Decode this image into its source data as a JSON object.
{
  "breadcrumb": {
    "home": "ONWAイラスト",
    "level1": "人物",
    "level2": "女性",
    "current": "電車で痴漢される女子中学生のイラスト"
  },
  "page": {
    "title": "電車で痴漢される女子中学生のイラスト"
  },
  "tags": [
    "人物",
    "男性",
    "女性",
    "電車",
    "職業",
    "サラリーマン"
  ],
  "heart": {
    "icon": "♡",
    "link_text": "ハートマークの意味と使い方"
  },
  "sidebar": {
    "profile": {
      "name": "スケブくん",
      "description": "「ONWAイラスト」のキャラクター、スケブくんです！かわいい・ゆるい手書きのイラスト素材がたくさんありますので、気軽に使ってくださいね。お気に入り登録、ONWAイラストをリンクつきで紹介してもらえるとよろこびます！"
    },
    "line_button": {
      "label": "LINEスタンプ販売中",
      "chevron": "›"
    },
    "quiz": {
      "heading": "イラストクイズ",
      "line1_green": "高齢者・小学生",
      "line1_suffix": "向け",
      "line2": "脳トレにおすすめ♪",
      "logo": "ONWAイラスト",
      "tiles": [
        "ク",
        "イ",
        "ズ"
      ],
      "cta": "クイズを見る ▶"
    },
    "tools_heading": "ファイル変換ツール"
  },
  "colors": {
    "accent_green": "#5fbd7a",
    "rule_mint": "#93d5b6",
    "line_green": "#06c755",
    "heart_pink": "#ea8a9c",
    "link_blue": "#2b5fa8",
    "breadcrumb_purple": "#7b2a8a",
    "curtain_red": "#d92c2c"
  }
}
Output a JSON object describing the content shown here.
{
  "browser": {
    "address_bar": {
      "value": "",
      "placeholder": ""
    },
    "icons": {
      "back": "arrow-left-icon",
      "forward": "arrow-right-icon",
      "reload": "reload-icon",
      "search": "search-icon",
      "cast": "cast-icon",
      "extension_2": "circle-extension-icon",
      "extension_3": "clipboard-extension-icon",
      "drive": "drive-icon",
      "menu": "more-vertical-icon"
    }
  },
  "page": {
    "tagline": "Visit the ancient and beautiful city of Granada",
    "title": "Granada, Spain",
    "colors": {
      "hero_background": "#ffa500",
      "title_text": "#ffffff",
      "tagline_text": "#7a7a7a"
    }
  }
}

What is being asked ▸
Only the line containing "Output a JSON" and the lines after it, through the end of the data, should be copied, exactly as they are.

Result of this exercise ▸
Output a JSON object describing the content shown here.
{
  "browser": {
    "address_bar": {
      "value": "",
      "placeholder": ""
    },
    "icons": {
      "back": "arrow-left-icon",
      "forward": "arrow-right-icon",
      "reload": "reload-icon",
      "search": "search-icon",
      "cast": "cast-icon",
      "extension_2": "circle-extension-icon",
      "extension_3": "clipboard-extension-icon",
      "drive": "drive-icon",
      "menu": "more-vertical-icon"
    }
  },
  "page": {
    "tagline": "Visit the ancient and beautiful city of Granada",
    "title": "Granada, Spain",
    "colors": {
      "hero_background": "#ffa500",
      "title_text": "#ffffff",
      "tagline_text": "#7a7a7a"
    }
  }
}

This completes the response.